**AVAILABLE DATA:**
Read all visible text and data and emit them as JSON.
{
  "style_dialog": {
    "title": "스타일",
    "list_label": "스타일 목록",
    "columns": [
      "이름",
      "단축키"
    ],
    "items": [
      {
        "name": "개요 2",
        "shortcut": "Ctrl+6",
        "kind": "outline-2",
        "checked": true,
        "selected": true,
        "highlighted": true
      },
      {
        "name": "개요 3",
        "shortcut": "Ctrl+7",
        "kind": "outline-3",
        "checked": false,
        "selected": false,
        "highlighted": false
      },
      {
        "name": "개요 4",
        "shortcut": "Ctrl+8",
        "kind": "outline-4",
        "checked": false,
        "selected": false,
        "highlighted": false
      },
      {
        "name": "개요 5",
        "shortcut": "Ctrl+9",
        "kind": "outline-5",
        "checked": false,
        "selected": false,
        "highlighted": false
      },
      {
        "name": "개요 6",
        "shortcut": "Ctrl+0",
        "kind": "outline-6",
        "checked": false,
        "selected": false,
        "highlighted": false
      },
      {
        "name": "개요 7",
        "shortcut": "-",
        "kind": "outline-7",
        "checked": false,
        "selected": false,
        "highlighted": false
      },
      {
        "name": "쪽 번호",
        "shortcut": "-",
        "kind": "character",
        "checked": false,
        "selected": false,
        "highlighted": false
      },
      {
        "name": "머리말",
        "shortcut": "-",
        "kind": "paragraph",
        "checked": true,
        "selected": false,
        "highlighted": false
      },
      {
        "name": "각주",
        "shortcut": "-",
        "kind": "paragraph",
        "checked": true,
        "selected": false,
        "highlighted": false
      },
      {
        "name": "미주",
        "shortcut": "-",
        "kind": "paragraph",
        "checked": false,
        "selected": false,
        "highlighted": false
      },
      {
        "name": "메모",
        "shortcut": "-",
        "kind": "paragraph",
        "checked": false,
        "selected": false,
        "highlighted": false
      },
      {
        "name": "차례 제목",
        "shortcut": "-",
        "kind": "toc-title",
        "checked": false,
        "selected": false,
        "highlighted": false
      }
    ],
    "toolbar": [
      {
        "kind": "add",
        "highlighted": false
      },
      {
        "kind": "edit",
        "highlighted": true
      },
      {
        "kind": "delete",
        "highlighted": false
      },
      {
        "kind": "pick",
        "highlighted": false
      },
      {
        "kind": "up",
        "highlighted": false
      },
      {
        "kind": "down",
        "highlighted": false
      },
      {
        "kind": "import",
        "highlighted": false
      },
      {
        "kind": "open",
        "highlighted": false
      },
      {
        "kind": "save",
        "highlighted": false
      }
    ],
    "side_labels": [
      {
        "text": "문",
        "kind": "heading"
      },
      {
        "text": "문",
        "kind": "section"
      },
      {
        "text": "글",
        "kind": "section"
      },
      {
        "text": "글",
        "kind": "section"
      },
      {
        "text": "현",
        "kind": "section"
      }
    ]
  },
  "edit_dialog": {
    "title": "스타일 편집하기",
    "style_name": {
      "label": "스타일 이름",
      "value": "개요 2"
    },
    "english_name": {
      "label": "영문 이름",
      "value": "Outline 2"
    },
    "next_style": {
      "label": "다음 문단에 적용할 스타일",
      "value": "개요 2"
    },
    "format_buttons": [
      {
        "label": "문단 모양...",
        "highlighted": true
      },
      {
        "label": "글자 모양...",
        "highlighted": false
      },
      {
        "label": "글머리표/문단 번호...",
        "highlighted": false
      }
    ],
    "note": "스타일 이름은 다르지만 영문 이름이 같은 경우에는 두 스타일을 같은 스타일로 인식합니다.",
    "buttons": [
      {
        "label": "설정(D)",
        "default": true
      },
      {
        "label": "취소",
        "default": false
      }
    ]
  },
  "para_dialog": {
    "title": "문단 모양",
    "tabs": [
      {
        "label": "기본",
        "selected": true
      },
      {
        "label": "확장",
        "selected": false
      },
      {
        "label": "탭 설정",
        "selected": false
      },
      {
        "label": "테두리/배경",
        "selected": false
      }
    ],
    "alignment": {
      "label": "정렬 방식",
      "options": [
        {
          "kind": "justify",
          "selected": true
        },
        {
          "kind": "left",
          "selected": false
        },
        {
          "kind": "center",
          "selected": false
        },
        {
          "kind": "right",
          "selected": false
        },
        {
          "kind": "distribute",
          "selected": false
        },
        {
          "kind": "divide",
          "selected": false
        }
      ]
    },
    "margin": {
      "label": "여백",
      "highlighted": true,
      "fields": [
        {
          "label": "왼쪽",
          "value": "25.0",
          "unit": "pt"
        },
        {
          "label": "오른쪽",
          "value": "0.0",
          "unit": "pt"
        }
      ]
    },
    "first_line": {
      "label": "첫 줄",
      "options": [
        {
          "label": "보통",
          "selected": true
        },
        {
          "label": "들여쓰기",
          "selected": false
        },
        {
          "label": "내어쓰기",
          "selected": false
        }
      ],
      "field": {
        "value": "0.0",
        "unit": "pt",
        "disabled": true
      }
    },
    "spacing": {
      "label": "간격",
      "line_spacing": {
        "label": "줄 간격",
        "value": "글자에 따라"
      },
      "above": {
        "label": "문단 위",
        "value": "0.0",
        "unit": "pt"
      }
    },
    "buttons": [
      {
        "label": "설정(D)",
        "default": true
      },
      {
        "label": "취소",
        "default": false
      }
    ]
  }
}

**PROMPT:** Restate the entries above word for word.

**EXPECTED ANSWER:**
Read all visible text and data and emit them as JSON.
{
  "style_dialog": {
    "title": "스타일",
    "list_label": "스타일 목록",
    "columns": [
      "이름",
      "단축키"
    ],
    "items": [
      {
        "name": "개요 2",
        "shortcut": "Ctrl+6",
        "kind": "outline-2",
        "checked": true,
        "selected": true,
        "highlighted": true
      },
      {
        "name": "개요 3",
        "shortcut": "Ctrl+7",
        "kind": "outline-3",
        "checked": false,
        "selected": false,
        "highlighted": false
      },
      {
        "name": "개요 4",
        "shortcut": "Ctrl+8",
        "kind": "outline-4",
        "checked": false,
        "selected": false,
        "highlighted": false
      },
      {
        "name": "개요 5",
        "shortcut": "Ctrl+9",
        "kind": "outline-5",
        "checked": false,
        "selected": false,
        "highlighted": false
      },
      {
        "name": "개요 6",
        "shortcut": "Ctrl+0",
        "kind": "outline-6",
        "checked": false,
        "selected": false,
        "highlighted": false
      },
      {
        "name": "개요 7",
        "shortcut": "-",
        "kind": "outline-7",
        "checked": false,
        "selected": false,
        "highlighted": false
      },
      {
        "name": "쪽 번호",
        "shortcut": "-",
        "kind": "character",
        "checked": false,
        "selected": false,
        "highlighted": false
      },
      {
        "name": "머리말",
        "shortcut": "-",
        "kind": "paragraph",
        "checked": true,
        "selected": false,
        "highlighted": false
      },
      {
        "name": "각주",
        "shortcut": "-",
        "kind": "paragraph",
        "checked": true,
        "selected": false,
        "highlighted": false
      },
      {
        "name": "미주",
        "shortcut": "-",
        "kind": "paragraph",
        "checked": false,
        "selected": false,
        "highlighted": false
      },
      {
        "name": "메모",
        "shortcut": "-",
        "kind": "paragraph",
        "checked": false,
        "selected": false,
        "highlighted": false
      },
      {
        "name": "차례 제목",
        "shortcut": "-",
        "kind": "toc-title",
        "checked": false,
        "selected": false,
        "highlighted": false
      }
    ],
    "toolbar": [
      {
        "kind": "add",
        "highlighted": false
      },
      {
        "kind": "edit",
        "highlighted": true
      },
      {
        "kind": "delete",
        "highlighted": false
      },
      {
        "kind": "pick",
        "highlighted": false
      },
      {
        "kind": "up",
        "highlighted": false
      },
      {
        "kind": "down",
        "highlighted": false
      },
      {
        "kind": "import",
        "highlighted": false
      },
      {
        "kind": "open",
        "highlighted": false
      },
      {
        "kind": "save",
        "highlighted": false
      }
    ],
    "side_labels": [
      {
        "text": "문",
        "kind": "heading"
      },
      {
        "text": "문",
        "kind": "section"
      },
      {
        "text": "글",
        "kind": "section"
      },
      {
        "text": "글",
        "kind": "section"
      },
      {
        "text": "현",
        "kind": "section"
      }
    ]
  },
  "edit_dialog": {
    "title": "스타일 편집하기",
    "style_name": {
      "label": "스타일 이름",
      "value": "개요 2"
    },
    "english_name": {
      "label": "영문 이름",
      "value": "Outline 2"
    },
    "next_style": {
      "label": "다음 문단에 적용할 스타일",
      "value": "개요 2"
    },
    "format_buttons": [
      {
        "label": "문단 모양...",
        "highlighted": true
      },
      {
        "label": "글자 모양...",
        "highlighted": false
      },
      {
        "label": "글머리표/문단 번호...",
        "highlighted": false
      }
    ],
    "note": "스타일 이름은 다르지만 영문 이름이 같은 경우에는 두 스타일을 같은 스타일로 인식합니다.",
    "buttons": [
      {
        "label": "설정(D)",
        "default": true
      },
      {
        "label": "취소",
        "default": false
      }
    ]
  },
  "para_dialog": {
    "title": "문단 모양",
    "tabs": [
      {
        "label": "기본",
        "selected": true
      },
      {
        "label": "확장",
        "selected": false
      },
      {
        "label": "탭 설정",
        "selected": false
      },
      {
        "label": "테두리/배경",
        "selected": false
      }
    ],
    "alignment": {
      "label": "정렬 방식",
      "options": [
        {
          "kind": "justify",
          "selected": true
        },
        {
          "kind": "left",
          "selected": false
        },
        {
          "kind": "center",
          "selected": false
        },
        {
          "kind": "right",
          "selected": false
        },
        {
          "kind": "distribute",
          "selected": false
        },
        {
          "kind": "divide",
          "selected": false
        }
      ]
    },
    "margin": {
      "label": "여백",
      "highlighted": true,
      "fields": [
        {
          "label": "왼쪽",
          "value": "25.0",
          "unit": "pt"
        },
        {
          "label": "오른쪽",
          "value": "0.0",
          "unit": "pt"
        }
      ]
    },
    "first_line": {
      "label": "첫 줄",
      "options": [
        {
          "label": "보통",
          "selected": true
        },
        {
          "label": "들여쓰기",
          "selected": false
        },
        {
          "label": "내어쓰기",
          "selected": false
        }
      ],
      "field": {
        "value": "0.0",
        "unit": "pt",
        "disabled": true
      }
    },
    "spacing": {
      "label": "간격",
      "line_spacing": {
        "label": "줄 간격",
        "value": "글자에 따라"
      },
      "above": {
        "label": "문단 위",
        "value": "0.0",
        "unit": "pt"
      }
    },
    "buttons": [
      {
        "label": "설정(D)",
        "default": true
      },
      {
        "label": "취소",
        "default": false
      }
    ]
  }
}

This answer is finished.